The way we interact with technology is becoming increasingly verbal. Many of us send voice messages to family and friends instead of texting, leave voicemails with businesses instead of emailing, and have conversations with digital assistants instead of manually searching.
It’s our primary and preferred mode of communication. And now speech recognition technology is reaching a point where it can offer a good enough experience over text, more and more people are beginning to search for information online using their voice.
To put things into context, in 2012, the word error rate for speech recognition tech was around 20 percent. Now it’s as low as 8 percent. This may not seem a big difference, but it’s in ironing out these final few percent of imperfections that takes the experience from disjointed and occasional to seamless and frequent. In the US alone, it’s expected that this year 36 million people will use a voice-activated assistant at least once a month — over double last year’s figures.
Many of the big players are preparing for a promising future of voice search and digital assistants. Amazon recently expanded its Echo line to eight models. Google has announced several new voice-controlled devices, including the Google Home Mini and Google Home Max. And it’s reported that Microsoft is soon to release ‘Invoke’, their Cortana-enabled smart speaker unveiled earlier this year.
The people using voice search are predominately teens and twenty-somethings searching for entertainment and information. But as it can be done hands-free in the home or while on-the-go from mobile, people are also using voice search to complete purchases like ordering a pizza or booking a taxi. And as it becomes normal to interact with the web without a screen — from one of your digital assistants or your new augmented ‘Alexa’ glasses — only more voice-driven transactions will occur.
This is why many marketers believe voice search to be the future of SEO. Already digital marketing is looking a lot different from the past when it was solely based on shorthand and the written word. It’s these businesses that take heed and tailor their strategies for voice search now that will benefit most — getting a head start for a future when everyone uses a voice-enabled digital assistant to interact with the web.
Here’s what you need to know to get started.
Adjusting to more natural speech patterns
With the rise of voice search, marketers will not only need to optimise for short tail keyword phrases but also long tail phrases that match more natural patterns of speech.
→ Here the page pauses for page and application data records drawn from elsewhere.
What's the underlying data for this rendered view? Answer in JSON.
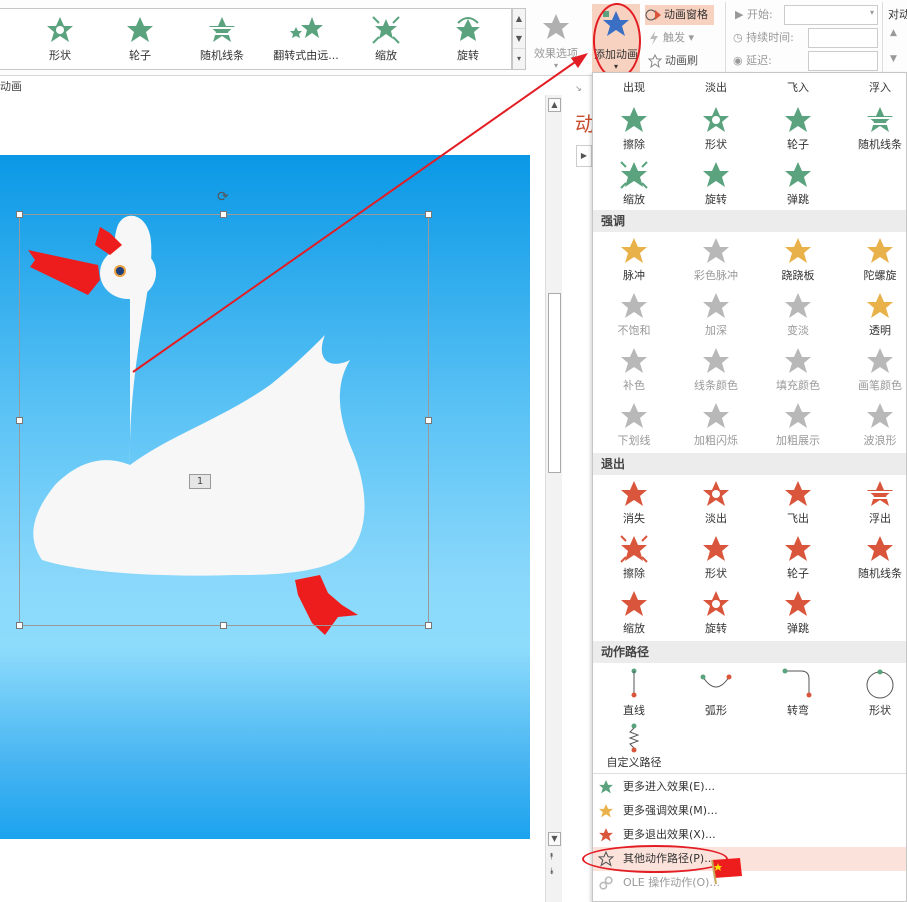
{
  "ribbon": {
    "gallery": [
      {
        "label": "形状"
      },
      {
        "label": "轮子"
      },
      {
        "label": "随机线条"
      },
      {
        "label": "翻转式由远..."
      },
      {
        "label": "缩放"
      },
      {
        "label": "旋转"
      }
    ],
    "effect_options": "效果选项",
    "add_animation": "添加动画",
    "animation_pane": "动画窗格",
    "trigger": "触发",
    "animation_painter": "动画刷",
    "start_label": "开始:",
    "duration_label": "持续时间:",
    "delay_label": "延迟:",
    "reorder_label": "对动",
    "group_label": "动画"
  },
  "pane": {
    "title": "动"
  },
  "slide": {
    "animation_tag": "1"
  },
  "dropdown": {
    "entrance_top_row": [
      "出现",
      "淡出",
      "飞入",
      "浮入"
    ],
    "entrance_rows": [
      [
        "擦除",
        "形状",
        "轮子",
        "随机线条"
      ],
      [
        "缩放",
        "旋转",
        "弹跳"
      ]
    ],
    "emphasis_title": "强调",
    "emphasis_rows": [
      [
        "脉冲",
        "彩色脉冲",
        "跷跷板",
        "陀螺旋"
      ],
      [
        "不饱和",
        "加深",
        "变淡",
        "透明"
      ],
      [
        "补色",
        "线条颜色",
        "填充颜色",
        "画笔颜色"
      ],
      [
        "下划线",
        "加粗闪烁",
        "加粗展示",
        "波浪形"
      ]
    ],
    "exit_title": "退出",
    "exit_rows": [
      [
        "消失",
        "淡出",
        "飞出",
        "浮出"
      ],
      [
        "擦除",
        "形状",
        "轮子",
        "随机线条"
      ],
      [
        "缩放",
        "旋转",
        "弹跳"
      ]
    ],
    "motion_title": "动作路径",
    "motion_row": [
      "直线",
      "弧形",
      "转弯",
      "形状"
    ],
    "custom_path": "自定义路径",
    "more": [
      {
        "label": "更多进入效果(E)..."
      },
      {
        "label": "更多强调效果(M)..."
      },
      {
        "label": "更多退出效果(X)..."
      },
      {
        "label": "其他动作路径(P)..."
      },
      {
        "label": "OLE 操作动作(O)..."
      }
    ]
  },
  "colors": {
    "entrance": "#5aa37e",
    "emphasis": "#e8b14a",
    "emphasis_dim": "#b8b8b8",
    "exit": "#d9553b",
    "highlight": "#e21d24"
  }
}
When a typical user types into a search engine, they use brief, chopped up phrases like “weather London” that are quick and they know will still generate the results they want.
When using voice search, however, it’s quicker and more efficient for user’s to stick to their normal patterns of speech. For instance, by asking “What’s the weather going to be like tomorrow in London?”.
Picking up on natural speech patterns and optimising for longer, more specific key phrases will give you a leg up in the voice search results. This requires knowing your audience better than ever — speech quirks, geographical information, past behaviour, and any other data that will help you decipher their language and intent. Voice search providers already use this information with the goal of answering users queries as quickly as possible, so the more accurately you know your audience, the more likely you’ll appear high in voice search results.
Optimising for mobile voice shoppers
As over half of all search queries come from mobile, it was clear a long time ago that businesses should be focusing on designing for mobile first. And with the biggest draw of voice search being to be able to browse and shop while on-the-go, voice search pushes this idea even further.
Figures from Google state that twenty percent of mobile queries are voice searches, a number that is also growing at a faster rate than text-based search. It’s data (from 2014) also shows that the majority of voice searchers are teens doing things like asking for directions, looking up facts, checking movie times, and dictating texts.
As digital assistants continue to improve speech recognition, integrate third-party services, and become more like two-way conversations, it will become more common to use voice to make purchases.
So when someone asks their phone a question relating to your products or services, you want to appear top of the list. That means using natural language but also writing descriptions that go into as fine detail as possible. For example, if you sell men’s underwear, rather than optimising for the key phrase “men’s boxers”, you would go with something like “fitted colourful men’s cotton trunks”.
Making the most of voice shoppers also means making sure your content is optimised accordingly so that you appear higher on mobile rankings. It goes without saying that means having a website that is responsive and mobile-friendly. But you should also ensure all your resources are crawlable, remove Flash as it isn’t supported by most mobile browsers, and optimise your load time, for instance by compressing images.
It’s still early days for voice search, and a lot of strategies going forward will be based on the effects on search engine results over the coming months and years. But we’re a few steps closer to query-less search — a day when a device knows what you want without even having to ask it. This is the grand vision that companies like Amazon and Google have been long heading towards. So best to start preparing now.
Joseph Pennington is a freelance writer and long-term traveller from the North of England. Find him on Medium exploring remote working, technology, spirituality, meditation, and everything in between.